Cable is ahead, but DSL is shrinking the lead.
Broadband is coming—fast. Key applications and consumer demand will soon start driving broadband deployment, ensuring that DSL and cable modem subscriptions will hit 35 million by 2005.
In its recent report, “Broadband in the local loop ’00: Applications Driving North American Business,” research firm Forward Concepts argues that greatly enhanced services enabled by broadband, especially for home access and small office-home customers, will keep the DSL-cable horse race at a fast clip.
The enhanced services available will include, among other things: packet voice transmission, e-commerce, Video Conferencing, virtual private networks (VPN), as well as gaming. Increased demand will foster substantial revenue growth by 2005.
The report predicts that the installed base for broadband with cable garnering 60 percent of the consumer market and DSL dominating the SOHO and enterprise markets. For companies with less than 20 people, DSL penetration rates could be in the 40-percent to 50-percent range. Among the businesses with 20-100 people, it could reach 75 percent.
Although cable is currently ahead, DSL will start growing rapidly. Cable’s lead will shrink, but Forward Concepts expects that it will still have more subscribers in 2005, thanks to its strong base in the home market.
E-Marketer shares the view that demand will drive competition between DLS and cable. However, in a recent article, E-Marketer analyst Brian Gilman registers a caveat concerning cable-modem adoption rates.
In order for cable access to become a reality, cable infrastructure must be able to support two-way data traffic, both downstream from the access provider to the individual user and upstream form the individual user back to the provider. In addition to being two-way data enabled, cable systems must be able to support data flow at a speed of at least 550 MHz.
Actual cable modem subscribers will represent a very small percentage of houses equipped for the service. By 2003 E-Marketer estimates 9.78 million cable-modem subscribers, a number close to Forward Concept’s. But in the context of the 73.2 million cable modem-ready homes (as estimated by Goldman Sachs), this will be only a 13.2-percent market share.
In most market, places Cable and DSL are cheaper for you when considering if you must add a 2nd phone for your computer or having two or more systems trying to use the Internet at the same time.
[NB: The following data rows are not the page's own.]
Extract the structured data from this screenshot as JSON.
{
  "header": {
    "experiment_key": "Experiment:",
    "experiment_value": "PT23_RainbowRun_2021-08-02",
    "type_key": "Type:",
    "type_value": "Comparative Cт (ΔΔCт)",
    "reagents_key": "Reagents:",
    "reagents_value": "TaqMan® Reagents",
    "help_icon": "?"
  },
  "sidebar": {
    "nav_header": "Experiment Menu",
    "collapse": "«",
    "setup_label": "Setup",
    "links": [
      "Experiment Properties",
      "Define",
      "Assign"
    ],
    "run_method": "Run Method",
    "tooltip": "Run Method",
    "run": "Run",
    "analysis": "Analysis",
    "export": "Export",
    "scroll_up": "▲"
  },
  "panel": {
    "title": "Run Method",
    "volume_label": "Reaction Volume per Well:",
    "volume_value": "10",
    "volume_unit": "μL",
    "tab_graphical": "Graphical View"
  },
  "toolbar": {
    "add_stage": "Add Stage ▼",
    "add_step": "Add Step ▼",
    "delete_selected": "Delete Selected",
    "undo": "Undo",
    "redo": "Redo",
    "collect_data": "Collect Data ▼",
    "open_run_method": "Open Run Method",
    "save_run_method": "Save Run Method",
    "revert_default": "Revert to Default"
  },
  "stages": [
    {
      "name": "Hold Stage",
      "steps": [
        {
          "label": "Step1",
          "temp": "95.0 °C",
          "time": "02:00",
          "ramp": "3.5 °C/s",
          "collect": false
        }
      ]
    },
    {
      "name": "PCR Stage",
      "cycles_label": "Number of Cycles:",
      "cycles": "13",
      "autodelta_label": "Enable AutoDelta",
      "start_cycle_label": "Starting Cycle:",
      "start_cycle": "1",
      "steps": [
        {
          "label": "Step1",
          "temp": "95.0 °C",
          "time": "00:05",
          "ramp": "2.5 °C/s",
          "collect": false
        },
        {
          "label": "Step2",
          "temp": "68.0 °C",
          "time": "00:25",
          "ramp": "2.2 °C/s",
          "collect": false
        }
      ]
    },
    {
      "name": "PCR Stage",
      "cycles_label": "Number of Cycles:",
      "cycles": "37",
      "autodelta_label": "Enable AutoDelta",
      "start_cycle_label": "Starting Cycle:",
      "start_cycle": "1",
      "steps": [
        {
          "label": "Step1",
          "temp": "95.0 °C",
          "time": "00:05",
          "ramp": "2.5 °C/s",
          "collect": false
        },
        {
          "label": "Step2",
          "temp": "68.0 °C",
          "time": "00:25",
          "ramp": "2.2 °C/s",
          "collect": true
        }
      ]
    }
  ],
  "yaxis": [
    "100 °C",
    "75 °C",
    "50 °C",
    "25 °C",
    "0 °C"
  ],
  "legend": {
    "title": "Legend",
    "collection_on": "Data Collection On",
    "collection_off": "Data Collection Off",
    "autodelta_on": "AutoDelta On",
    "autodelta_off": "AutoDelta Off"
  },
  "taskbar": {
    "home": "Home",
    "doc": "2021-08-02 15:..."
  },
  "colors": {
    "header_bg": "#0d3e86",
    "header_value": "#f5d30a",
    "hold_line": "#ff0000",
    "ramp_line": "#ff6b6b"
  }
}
Cable and DSL subscriptions include the provider service with the Fast Internet connection. With Windows 98 2nd edition networking two or more computers is now very easy using (MS Internet Connection Sharing) that is included on the CD.